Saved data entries
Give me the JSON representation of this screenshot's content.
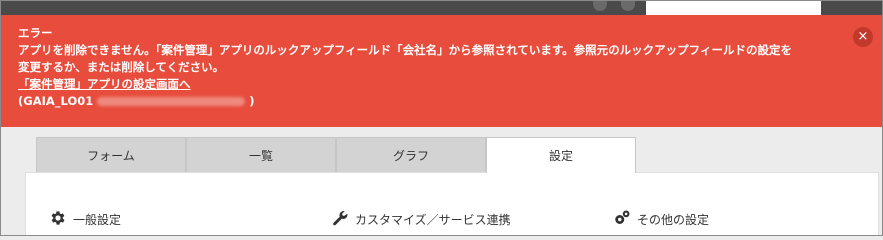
{
  "error": {
    "title": "エラー",
    "line1": "アプリを削除できません。「案件管理」アプリのルックアップフィールド「会社名」から参照されています。参照元のルックアップフィールドの設定を",
    "line2": "変更するか、または削除してください。",
    "link": "「案件管理」アプリの設定画面へ",
    "code_prefix": "(GAIA_LO01",
    "code_suffix": ")",
    "close_symbol": "×"
  },
  "tabs": [
    {
      "label": "フォーム"
    },
    {
      "label": "一覧"
    },
    {
      "label": "グラフ"
    },
    {
      "label": "設定",
      "active": true
    }
  ],
  "settings": {
    "general": "一般設定",
    "customize": "カスタマイズ／サービス連携",
    "other": "その他の設定"
  },
  "colors": {
    "banner": "#e74c3c",
    "tab_bg": "#d3d3d3",
    "active_tab_bg": "#ffffff"
  }
}
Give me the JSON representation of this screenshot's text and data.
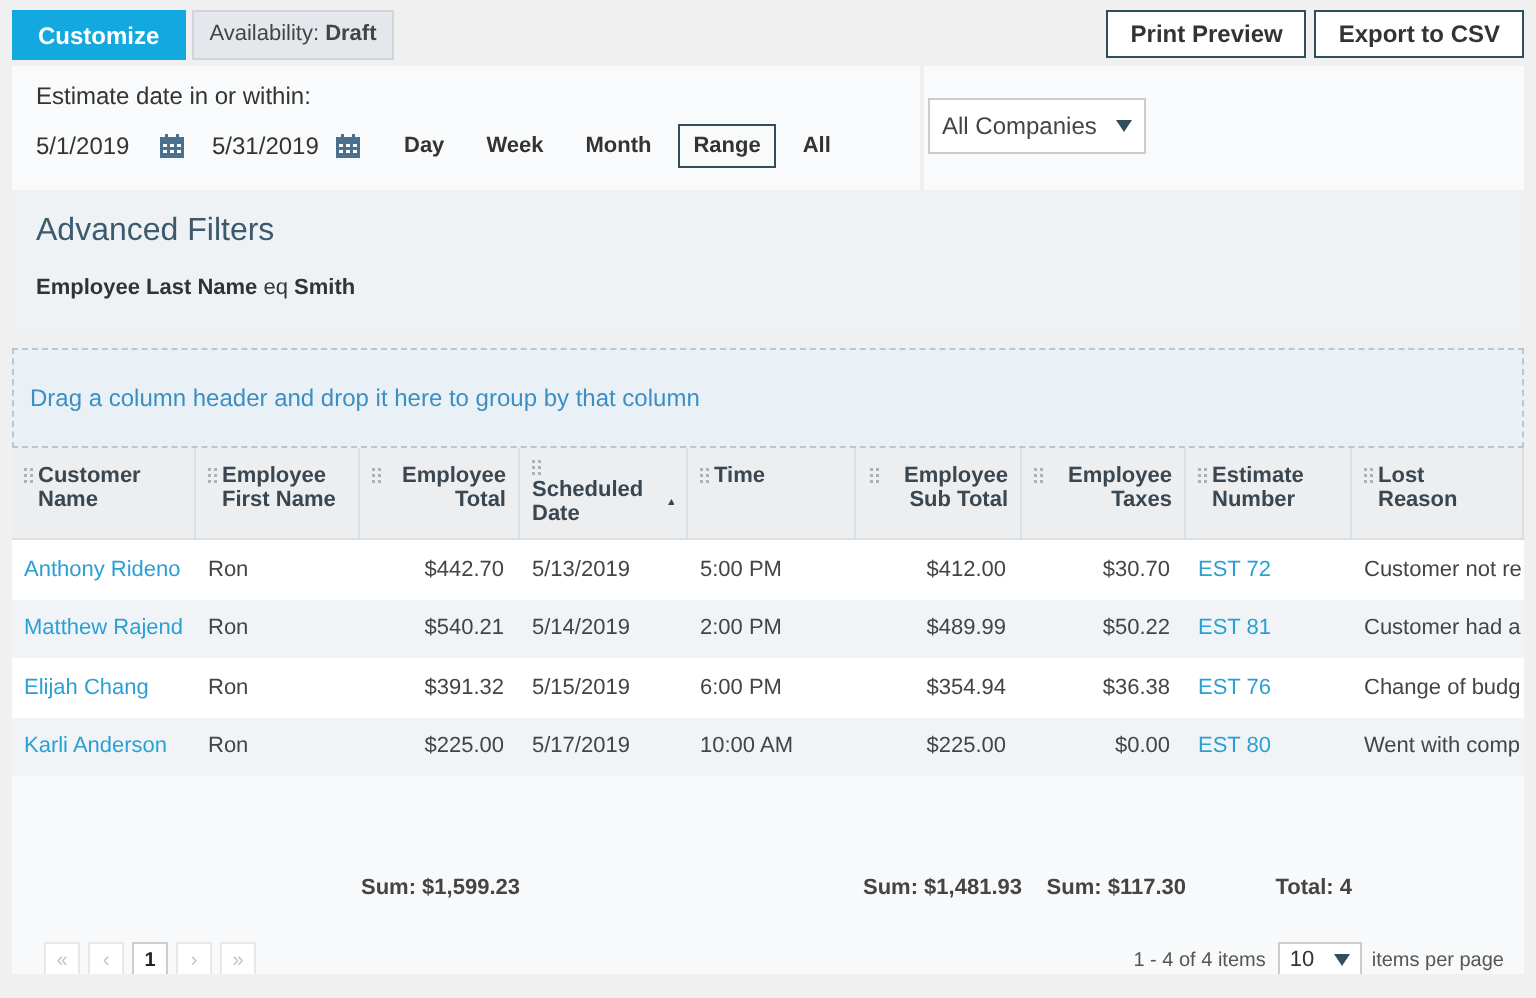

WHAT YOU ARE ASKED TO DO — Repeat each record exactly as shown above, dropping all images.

ANSWER SECTION —
Give me the JSON representation of this screenshot's content.
{
  "error": {
    "title": "エラー",
    "line1": "アプリを削除できません。「案件管理」アプリのルックアップフィールド「会社名」から参照されています。参照元のルックアップフィールドの設定を",
    "line2": "変更するか、または削除してください。",
    "link": "「案件管理」アプリの設定画面へ",
    "code_prefix": "(GAIA_LO01",
    "code_suffix": ")",
    "close_symbol": "×"
  },
  "tabs": [
    {
      "label": "フォーム"
    },
    {
      "label": "一覧"
    },
    {
      "label": "グラフ"
    },
    {
      "label": "設定",
      "active": true
    }
  ],
  "settings": {
    "general": "一般設定",
    "customize": "カスタマイズ／サービス連携",
    "other": "その他の設定"
  },
  "colors": {
    "banner": "#e74c3c",
    "tab_bg": "#d3d3d3",
    "active_tab_bg": "#ffffff"
  }
}
Give me the JSON representation of this screenshot's text and data.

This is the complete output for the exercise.